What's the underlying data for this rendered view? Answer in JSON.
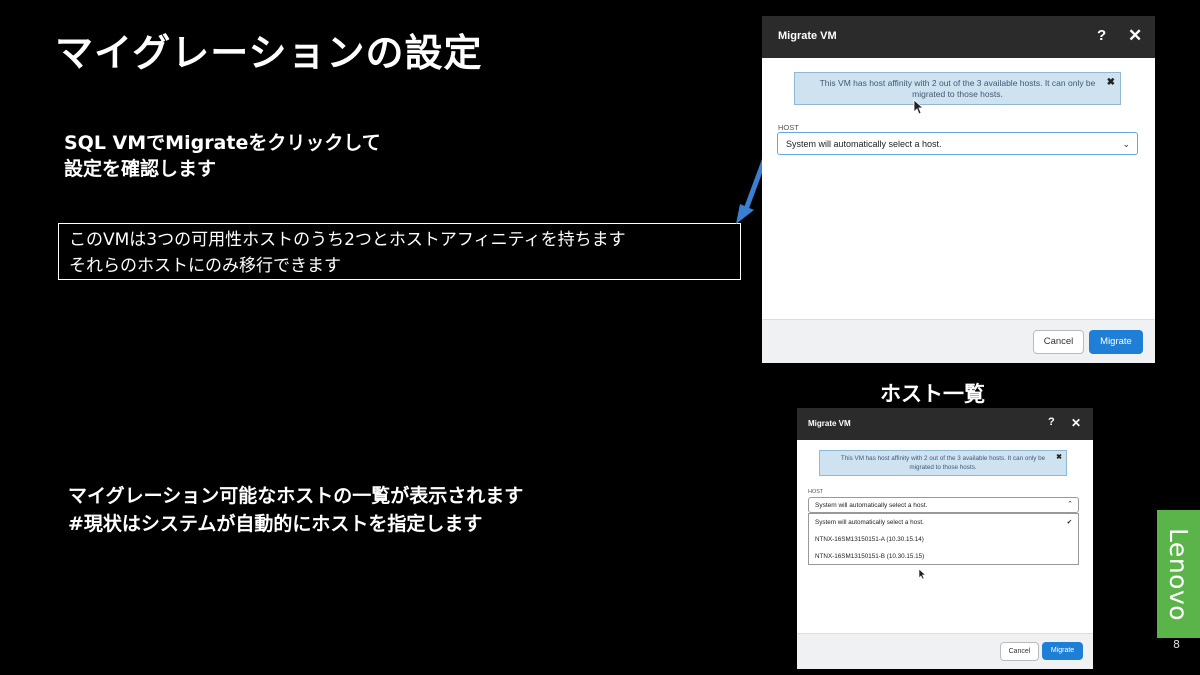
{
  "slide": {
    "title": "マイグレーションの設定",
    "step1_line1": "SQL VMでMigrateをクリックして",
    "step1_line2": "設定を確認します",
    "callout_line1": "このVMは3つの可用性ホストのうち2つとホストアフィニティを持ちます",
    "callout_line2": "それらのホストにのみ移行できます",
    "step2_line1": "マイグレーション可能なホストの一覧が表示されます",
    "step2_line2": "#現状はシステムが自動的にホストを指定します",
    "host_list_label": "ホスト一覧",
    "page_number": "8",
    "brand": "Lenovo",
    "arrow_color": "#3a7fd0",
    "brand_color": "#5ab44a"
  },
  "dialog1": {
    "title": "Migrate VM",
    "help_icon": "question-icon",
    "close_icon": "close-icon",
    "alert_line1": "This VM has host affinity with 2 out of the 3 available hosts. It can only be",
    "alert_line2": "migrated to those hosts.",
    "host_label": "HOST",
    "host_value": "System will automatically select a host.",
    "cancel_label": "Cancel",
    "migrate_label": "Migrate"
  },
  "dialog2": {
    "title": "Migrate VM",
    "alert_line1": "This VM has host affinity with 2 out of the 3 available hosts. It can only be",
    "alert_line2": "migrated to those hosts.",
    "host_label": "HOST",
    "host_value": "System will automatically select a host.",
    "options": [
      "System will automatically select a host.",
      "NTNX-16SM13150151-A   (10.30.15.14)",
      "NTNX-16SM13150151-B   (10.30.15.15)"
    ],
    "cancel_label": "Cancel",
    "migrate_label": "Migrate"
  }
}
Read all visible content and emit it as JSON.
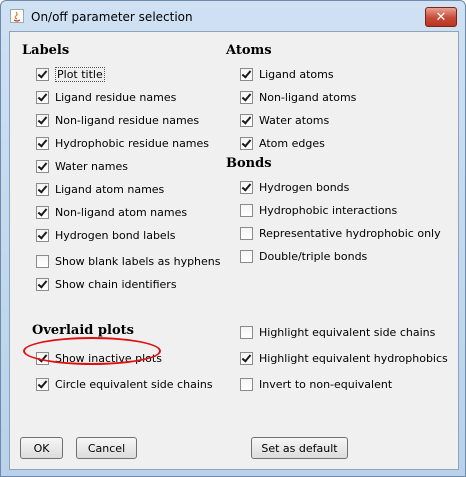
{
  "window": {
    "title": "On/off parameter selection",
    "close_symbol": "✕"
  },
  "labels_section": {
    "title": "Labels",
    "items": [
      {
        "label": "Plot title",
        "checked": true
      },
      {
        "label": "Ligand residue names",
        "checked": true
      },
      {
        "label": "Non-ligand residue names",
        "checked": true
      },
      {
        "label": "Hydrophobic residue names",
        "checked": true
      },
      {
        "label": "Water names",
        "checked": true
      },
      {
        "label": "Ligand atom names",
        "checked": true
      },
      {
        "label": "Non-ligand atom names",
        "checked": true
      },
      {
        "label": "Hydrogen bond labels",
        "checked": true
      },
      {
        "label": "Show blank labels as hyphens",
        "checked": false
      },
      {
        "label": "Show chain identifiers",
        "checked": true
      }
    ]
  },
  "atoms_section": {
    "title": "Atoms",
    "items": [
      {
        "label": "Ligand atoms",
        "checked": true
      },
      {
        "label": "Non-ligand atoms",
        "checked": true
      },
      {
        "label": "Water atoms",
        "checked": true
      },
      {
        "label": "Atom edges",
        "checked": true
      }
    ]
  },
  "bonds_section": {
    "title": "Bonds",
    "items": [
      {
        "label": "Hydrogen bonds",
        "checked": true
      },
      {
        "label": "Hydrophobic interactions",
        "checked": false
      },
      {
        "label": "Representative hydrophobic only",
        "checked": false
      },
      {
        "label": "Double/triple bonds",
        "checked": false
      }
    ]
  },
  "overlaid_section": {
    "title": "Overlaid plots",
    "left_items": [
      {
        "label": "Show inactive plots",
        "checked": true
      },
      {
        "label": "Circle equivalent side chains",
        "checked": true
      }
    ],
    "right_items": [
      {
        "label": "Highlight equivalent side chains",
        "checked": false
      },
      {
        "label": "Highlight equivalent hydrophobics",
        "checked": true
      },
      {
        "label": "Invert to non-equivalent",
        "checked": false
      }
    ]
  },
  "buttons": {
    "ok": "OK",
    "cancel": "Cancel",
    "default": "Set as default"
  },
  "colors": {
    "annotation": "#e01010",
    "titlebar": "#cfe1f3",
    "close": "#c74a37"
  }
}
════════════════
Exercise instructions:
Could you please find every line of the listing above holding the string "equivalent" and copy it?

Your response:
        "label": "Circle equivalent side chains",
        "label": "Highlight equivalent side chains",
        "label": "Highlight equivalent hydrophobics",
        "label": "Invert to non-equivalent",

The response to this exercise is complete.